The images above were from an exercise I did to look at the types of fonts and what they conveyed. I am NOT writing a novel called Dead in the Water – so go ahead if you’re so inclined! A couple of them seemed too hard to read easily, and others did not convey the seriousness of death I thought such a title deserved. Of course, this is all subjective and the best you can do when choosing a font for your cover page is to show a few people and get some feedback.

Is your name more important that your eBook title?

Definitely not if you’re publishing your first few books. After you’ve become a ‘discovered’ writer then you can bring your name up into larger font size.  Here are some writers who totally ignore the rule:


Any guesses why?

Yes, once you have a following, your fans will read whatever you write because they know they’ll enjoy a good read. Unknown authors must let the Title and Cover of their book create a little anticipation and draw the reader into the book. Or at least to read the sample pages.

Heather Sylvawood, Amazon Author

Write blogger because you must


I have just been watching a YouTube video uploaded seven years ago. It is a speech by Toni Morrison as she accepted her award for Literary Services at the PEN Awards presentations in 2008.

Her words struck me as so prophetic and even now, almost a decade later, the message to bloggers, fiction writers, playwrights and poets is as an urgent reminder to not stop writing.

Action is in the word

Toni Morrison has tackled major issues in her writing. In ‘A Mercy’ her theme is the issue of slavery and how some people can assume they have the right to exercise power over unwilling slaves.  Although her novels look at the issue from a black person’s point-of-view, the implications are more wide ranging: while any population seeks to dominate (enslave) another and force their will on them, we will never have peace.

You can see her Amazon Author page HERE.

The word and writers need protection

The message I took away from her PEN award acceptance speech is that authors/writers in any genre, who expose human experience, or name the as yet unnamed activity in the world are activists. They expose the unthinkable; they draw attention to the issues; they awaken people who are in a coma about reality. If you want to hear what she said watch the video below.

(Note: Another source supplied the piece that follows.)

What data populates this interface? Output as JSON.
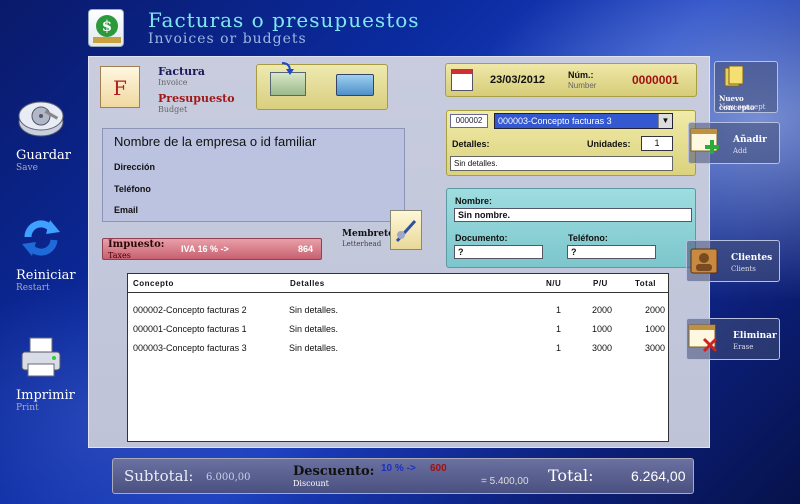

Toni Morrison accepts her 2008 PEN award.

So fellow bloggers and writers – keep writing and blogging; keep researching; keep telling your story. You are the key that others will use to dig deeper, to challenge the status quo, and seek a peaceful wise world.

Heather Sylvawood, Amazon Author.